- Ferrari to issue $3.2 billion note to Fiat Chrysler in spinoff
- Ferrari valuation set at about $12.3 billion including debt
Fiat Chrysler Automobiles NV’s spinoff of Ferrari will end up raising more than $4 billion for the Italian-American automaker as it squeezes a higher cash payment out of the supercar brand before it becomes independent.
In addition to nearly $1 billion in proceeds from an initial public offering, Ferrari will pay Fiat Chrysler 2.8 billion euros ($3.2 billion), according to a filing with the U.S. Securities and Exchange Commission. The payout, called the FCA Note, was 2.5 billion euros in a Sept. 22 document on the transaction and was originally supposed to be 2.25 billion euros.
The increase shows how Chief Executive Officer Sergio Marchionne is taking advantage of Ferrari’s allure to shore up Fiat Chrysler’s finances. The spinoff, which has been in the works for about a year, is critical to help finance a 48 billion-euro investment program that focuses on expanding the Jeep, Alfa Romeo and Maserati nameplates globally.
Fiat Chrysler will sell just 10 percent of Ferrari in a public offering later this month, keeping volumes limited to ensure robust demand in much the same way that Ferrari does with its cars. That strategy is paying off with a valuation of about $12 billion, including debt. Ferrari plans to finance the FCA Note, which is due to mature in April 2016, with fresh borrowings of about 2.1 billion euros, according to the filing. Fiat Chrysler declined to provide additional information beyond what was provided to the SEC.

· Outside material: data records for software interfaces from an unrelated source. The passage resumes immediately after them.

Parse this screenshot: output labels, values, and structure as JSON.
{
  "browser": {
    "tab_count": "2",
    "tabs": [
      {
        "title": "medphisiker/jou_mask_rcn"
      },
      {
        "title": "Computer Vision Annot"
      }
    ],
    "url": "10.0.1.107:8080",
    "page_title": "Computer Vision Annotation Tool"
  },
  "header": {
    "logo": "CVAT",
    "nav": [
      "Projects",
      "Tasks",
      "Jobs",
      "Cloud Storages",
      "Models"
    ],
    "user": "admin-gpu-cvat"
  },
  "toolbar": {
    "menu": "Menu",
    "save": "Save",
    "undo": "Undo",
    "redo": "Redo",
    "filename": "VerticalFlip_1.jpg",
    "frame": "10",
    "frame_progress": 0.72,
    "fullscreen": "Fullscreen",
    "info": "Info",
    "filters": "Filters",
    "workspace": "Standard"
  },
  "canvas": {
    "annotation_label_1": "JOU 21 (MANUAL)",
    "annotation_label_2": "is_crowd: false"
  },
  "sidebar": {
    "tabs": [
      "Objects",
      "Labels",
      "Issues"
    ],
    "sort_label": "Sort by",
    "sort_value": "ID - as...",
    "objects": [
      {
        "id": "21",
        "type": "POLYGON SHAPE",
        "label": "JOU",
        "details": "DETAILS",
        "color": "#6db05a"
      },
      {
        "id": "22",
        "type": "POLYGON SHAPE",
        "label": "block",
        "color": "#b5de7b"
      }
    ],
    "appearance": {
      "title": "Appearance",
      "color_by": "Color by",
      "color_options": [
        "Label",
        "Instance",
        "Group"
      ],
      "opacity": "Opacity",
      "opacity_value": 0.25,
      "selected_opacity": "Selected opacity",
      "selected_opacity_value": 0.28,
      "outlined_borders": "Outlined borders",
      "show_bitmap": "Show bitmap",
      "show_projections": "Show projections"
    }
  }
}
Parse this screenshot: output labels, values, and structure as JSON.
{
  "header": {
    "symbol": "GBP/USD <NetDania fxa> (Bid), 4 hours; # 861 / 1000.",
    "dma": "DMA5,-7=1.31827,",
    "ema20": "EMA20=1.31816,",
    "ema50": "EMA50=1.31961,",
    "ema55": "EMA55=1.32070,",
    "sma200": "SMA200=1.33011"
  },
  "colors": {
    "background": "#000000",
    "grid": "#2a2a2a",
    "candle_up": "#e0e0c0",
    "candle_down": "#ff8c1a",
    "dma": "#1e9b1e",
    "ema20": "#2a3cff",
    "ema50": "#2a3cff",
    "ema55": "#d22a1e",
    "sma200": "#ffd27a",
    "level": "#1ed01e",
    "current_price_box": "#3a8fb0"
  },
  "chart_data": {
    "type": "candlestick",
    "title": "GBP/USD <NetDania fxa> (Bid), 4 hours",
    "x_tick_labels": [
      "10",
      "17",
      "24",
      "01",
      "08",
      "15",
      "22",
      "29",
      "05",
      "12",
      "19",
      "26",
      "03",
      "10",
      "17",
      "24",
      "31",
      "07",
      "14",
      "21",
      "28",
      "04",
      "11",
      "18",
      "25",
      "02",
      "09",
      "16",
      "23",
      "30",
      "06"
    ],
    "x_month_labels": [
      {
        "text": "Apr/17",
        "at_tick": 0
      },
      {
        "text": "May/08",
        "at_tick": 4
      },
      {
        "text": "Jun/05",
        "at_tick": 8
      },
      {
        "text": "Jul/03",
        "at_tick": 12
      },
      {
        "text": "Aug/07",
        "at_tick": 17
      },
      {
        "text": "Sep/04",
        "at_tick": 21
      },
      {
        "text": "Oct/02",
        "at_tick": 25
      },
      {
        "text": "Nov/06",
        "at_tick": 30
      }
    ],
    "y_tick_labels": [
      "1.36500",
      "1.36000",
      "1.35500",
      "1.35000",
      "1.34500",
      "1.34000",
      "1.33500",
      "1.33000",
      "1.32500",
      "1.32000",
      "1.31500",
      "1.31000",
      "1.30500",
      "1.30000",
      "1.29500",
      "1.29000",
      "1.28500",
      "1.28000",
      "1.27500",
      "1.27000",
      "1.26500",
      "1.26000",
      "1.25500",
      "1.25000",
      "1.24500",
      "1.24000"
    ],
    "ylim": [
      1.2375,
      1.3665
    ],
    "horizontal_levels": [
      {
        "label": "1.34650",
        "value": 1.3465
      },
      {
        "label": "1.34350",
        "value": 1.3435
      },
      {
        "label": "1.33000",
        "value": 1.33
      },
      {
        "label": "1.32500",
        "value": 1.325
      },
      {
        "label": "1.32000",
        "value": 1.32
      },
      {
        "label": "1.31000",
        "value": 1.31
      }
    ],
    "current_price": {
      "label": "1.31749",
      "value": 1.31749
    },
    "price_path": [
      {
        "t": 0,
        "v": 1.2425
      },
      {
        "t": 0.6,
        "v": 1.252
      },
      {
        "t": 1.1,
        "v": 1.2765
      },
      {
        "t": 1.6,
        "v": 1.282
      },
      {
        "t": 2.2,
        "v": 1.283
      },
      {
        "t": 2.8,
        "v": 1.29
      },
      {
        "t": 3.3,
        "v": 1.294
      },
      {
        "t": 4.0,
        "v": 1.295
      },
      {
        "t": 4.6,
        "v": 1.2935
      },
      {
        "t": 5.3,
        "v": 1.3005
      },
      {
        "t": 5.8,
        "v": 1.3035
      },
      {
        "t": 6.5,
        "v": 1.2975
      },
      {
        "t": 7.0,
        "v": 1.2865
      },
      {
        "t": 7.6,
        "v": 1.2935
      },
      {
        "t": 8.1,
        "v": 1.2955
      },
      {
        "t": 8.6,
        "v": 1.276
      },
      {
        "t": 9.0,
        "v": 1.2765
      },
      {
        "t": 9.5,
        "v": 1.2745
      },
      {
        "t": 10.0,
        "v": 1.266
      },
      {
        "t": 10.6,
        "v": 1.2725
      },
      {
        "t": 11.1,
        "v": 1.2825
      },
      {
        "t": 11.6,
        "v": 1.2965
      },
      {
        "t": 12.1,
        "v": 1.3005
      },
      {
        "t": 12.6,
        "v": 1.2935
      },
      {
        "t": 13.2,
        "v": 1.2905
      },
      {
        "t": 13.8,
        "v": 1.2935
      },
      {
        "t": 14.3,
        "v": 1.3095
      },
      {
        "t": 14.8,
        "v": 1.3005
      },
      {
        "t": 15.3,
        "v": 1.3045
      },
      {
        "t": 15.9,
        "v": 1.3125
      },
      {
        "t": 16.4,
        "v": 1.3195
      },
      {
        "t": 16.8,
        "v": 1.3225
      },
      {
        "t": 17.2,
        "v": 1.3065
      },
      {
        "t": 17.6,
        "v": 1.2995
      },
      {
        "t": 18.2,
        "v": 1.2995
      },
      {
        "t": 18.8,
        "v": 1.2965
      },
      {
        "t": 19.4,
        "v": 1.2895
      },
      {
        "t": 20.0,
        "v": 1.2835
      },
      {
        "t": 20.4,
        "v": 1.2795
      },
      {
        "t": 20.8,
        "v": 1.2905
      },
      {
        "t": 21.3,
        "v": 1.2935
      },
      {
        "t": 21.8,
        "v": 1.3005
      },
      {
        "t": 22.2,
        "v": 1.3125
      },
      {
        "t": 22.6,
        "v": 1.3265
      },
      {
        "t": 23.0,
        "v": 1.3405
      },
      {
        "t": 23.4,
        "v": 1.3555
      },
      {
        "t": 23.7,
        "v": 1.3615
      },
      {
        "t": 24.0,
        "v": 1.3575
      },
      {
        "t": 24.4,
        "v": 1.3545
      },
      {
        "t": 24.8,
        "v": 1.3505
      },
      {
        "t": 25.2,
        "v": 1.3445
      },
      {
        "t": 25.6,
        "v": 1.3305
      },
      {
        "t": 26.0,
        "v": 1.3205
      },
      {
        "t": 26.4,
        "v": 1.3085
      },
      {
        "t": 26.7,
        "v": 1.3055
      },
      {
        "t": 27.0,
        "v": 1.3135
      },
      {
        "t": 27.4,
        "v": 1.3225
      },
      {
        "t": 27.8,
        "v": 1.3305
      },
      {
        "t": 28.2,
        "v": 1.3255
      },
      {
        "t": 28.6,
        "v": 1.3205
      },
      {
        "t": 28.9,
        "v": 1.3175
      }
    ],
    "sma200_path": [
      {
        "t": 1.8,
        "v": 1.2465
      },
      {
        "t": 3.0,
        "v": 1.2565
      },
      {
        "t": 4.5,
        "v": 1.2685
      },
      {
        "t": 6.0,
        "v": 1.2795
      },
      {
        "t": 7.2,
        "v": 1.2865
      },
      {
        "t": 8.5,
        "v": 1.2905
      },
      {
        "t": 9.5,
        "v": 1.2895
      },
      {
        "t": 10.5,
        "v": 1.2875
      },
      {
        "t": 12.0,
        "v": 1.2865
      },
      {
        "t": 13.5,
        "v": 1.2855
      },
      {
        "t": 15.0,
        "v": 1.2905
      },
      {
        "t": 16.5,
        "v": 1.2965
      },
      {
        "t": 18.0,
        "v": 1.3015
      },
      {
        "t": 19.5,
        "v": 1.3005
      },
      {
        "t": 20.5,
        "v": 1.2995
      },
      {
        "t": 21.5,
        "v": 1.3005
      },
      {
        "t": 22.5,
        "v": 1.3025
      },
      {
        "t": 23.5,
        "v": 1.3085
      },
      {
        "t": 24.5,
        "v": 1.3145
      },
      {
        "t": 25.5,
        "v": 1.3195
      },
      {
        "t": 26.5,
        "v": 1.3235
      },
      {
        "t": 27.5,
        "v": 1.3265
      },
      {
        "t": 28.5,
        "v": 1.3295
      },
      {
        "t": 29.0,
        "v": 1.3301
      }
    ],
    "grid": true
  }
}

In its IPO, Fiat Chrysler will sell as many as 18.89 million Ferrari shares at $48 to $52 each. The shares will trade on the New York Stock Exchange under the symbol RACE. After the share sale, Fiat Chrysler then plans to distribute its remaining Ferrari holding to its own investors early next year.